Lebanon is a destination for Asian and African women trafficked for the purpose of domestic servitude, and for women from Easter Europe for commercial sexual exploitation. There are estimated 200,000 migrant domestic workers in Lebanon and until 2012, Lebanon was the top country of destination for female migrant workers from Nepal. Women who travel to Lebanon legally to work as household servants often find themselves in conditions of forced labour through the withholding of passports, non-payment of wages, restrictions on movement, threat and physical of sexual assault. Mira decided to look abroad for work after her mother died. Her brother-in-law told her she could do housework in Lebanon and arranged for her travel. However, arrival her passport was taken and upon meeting her employer she learned that she would not be going housework but caring for their mentally ill mother. Unprepared and untrained for such a job, Mira was told she couldn’t leave until her employer’s mother died. She was forced to work in Lebanon for four years before she was allowed the return to Nepal.

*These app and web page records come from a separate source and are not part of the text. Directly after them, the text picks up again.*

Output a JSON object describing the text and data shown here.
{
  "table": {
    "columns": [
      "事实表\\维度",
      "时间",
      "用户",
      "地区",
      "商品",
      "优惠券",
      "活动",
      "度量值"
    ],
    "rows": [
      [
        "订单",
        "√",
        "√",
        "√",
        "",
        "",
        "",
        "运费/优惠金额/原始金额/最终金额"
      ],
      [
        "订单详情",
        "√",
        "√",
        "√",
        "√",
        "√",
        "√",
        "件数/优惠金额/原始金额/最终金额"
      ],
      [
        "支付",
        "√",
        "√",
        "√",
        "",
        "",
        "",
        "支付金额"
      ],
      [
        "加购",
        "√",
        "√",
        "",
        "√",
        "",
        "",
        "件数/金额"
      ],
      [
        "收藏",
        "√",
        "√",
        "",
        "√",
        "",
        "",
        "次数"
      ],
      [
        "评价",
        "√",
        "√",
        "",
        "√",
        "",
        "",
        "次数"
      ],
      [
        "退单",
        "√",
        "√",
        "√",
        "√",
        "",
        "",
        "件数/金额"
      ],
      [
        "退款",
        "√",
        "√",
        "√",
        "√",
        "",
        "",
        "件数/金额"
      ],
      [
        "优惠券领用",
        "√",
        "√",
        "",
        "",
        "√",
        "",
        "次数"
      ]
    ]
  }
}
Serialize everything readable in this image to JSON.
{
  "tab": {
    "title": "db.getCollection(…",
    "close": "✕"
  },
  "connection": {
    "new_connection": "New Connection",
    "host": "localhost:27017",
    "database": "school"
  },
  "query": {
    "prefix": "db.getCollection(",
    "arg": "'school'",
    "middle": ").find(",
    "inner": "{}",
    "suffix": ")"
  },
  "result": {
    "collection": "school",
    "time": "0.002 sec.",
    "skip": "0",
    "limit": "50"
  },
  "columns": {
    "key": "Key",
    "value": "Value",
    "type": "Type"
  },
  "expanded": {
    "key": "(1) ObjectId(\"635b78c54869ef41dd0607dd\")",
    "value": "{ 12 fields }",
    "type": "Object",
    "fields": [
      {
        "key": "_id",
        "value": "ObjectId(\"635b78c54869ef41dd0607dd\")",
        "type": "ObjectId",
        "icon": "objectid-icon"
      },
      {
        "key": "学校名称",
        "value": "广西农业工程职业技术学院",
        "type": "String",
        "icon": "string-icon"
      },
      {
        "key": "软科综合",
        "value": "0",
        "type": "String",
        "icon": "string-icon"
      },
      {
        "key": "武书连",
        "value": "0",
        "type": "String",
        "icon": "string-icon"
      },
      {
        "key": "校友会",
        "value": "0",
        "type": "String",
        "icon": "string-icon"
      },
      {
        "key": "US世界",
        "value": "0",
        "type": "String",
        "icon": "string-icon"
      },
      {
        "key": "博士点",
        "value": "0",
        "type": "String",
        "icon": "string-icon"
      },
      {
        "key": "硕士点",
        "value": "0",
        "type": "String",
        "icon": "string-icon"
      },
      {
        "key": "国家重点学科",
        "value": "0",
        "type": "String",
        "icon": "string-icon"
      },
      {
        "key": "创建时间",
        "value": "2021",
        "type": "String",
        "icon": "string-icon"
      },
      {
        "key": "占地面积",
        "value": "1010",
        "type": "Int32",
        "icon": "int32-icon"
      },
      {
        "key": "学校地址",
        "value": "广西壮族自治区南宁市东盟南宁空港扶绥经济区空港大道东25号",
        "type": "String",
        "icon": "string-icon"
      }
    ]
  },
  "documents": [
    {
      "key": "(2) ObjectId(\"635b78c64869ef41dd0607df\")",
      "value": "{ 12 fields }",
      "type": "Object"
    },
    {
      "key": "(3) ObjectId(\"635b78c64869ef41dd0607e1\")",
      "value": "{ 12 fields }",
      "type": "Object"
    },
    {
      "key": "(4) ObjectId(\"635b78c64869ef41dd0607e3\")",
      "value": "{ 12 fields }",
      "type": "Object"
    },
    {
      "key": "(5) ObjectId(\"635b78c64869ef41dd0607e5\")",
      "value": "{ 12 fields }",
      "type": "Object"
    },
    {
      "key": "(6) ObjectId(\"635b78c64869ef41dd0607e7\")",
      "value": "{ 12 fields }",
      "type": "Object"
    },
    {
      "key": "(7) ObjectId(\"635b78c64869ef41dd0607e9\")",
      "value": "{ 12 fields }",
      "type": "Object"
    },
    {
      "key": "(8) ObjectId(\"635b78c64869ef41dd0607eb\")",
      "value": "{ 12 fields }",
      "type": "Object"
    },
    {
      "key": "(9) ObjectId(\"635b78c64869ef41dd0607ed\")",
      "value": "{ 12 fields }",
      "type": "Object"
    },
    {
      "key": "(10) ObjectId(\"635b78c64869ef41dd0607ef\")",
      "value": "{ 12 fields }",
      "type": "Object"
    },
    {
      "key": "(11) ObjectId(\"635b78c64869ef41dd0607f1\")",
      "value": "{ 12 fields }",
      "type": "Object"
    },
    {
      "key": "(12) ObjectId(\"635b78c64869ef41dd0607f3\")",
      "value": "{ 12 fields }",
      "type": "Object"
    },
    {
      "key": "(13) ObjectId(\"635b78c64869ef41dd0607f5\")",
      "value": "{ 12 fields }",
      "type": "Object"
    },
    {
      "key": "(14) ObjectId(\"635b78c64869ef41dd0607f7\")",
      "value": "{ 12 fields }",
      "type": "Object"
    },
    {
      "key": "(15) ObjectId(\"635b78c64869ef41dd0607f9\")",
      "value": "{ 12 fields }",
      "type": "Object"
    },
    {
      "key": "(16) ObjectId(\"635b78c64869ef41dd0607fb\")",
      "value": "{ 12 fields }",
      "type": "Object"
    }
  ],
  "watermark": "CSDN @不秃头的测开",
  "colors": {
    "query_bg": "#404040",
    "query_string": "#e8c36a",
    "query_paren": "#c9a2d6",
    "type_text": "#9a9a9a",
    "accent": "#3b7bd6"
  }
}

In the Philippines, women and children are subjected to sexual exploitation in brothels, bars, and massage parlours, online, as well as in the production of pornography. The Philippines is an international hub for prostitution and commercial sex tourism – a highly profitable business for organised criminal syndicates. The demand for sex with children among both local and foreign men has continued to fuel child sex tourism. Rising internet usage rates, the availability of mobile phones and poverty has fostered online child sexual exploitation. Remy was 12 years old when she ran away from a verbally and sexually abusive family. During a night out with friends she was introduced to a man who offered her a job in a club in Cotabato City. Upon arrival Remy was sold to the manager of a sex club where she was forced to provide sexual services for men under the threat of violence. Feeling hopeless, Remy was finally rescued by police when trouble at the club led the manager to move her and others to Cebu City.
Sex trafficking is a form of modern slavery that exists throughout the United States. Traffickers use violence, threats, lies, debt bondage and other forms of coercion to compel adults and children to engage in commercial sex acts against their will. Young people who run away from home are particularly vulnerable to sexual exploitation by traffickers. The Department of Justice estimates that 293,000 youth are at risk. The National Center for Missing and Exploited Children (NCMEC) estimates that “1 in 5 of the 11,800 runways reported to the National Center for Missing & Exploited Children in 2015 were likely sex trafficking victims. Laura had run away from home at a young age and been involved in prostitution since the age of 15 years old. At 17 years old she met 'Robert' who held her hostage, forced her to prostitute for his clients and subjected her to physical abuse. It was during an altercation between 'Robert' and a client that Laura was able to escape, later testifying against 'Robert' in court.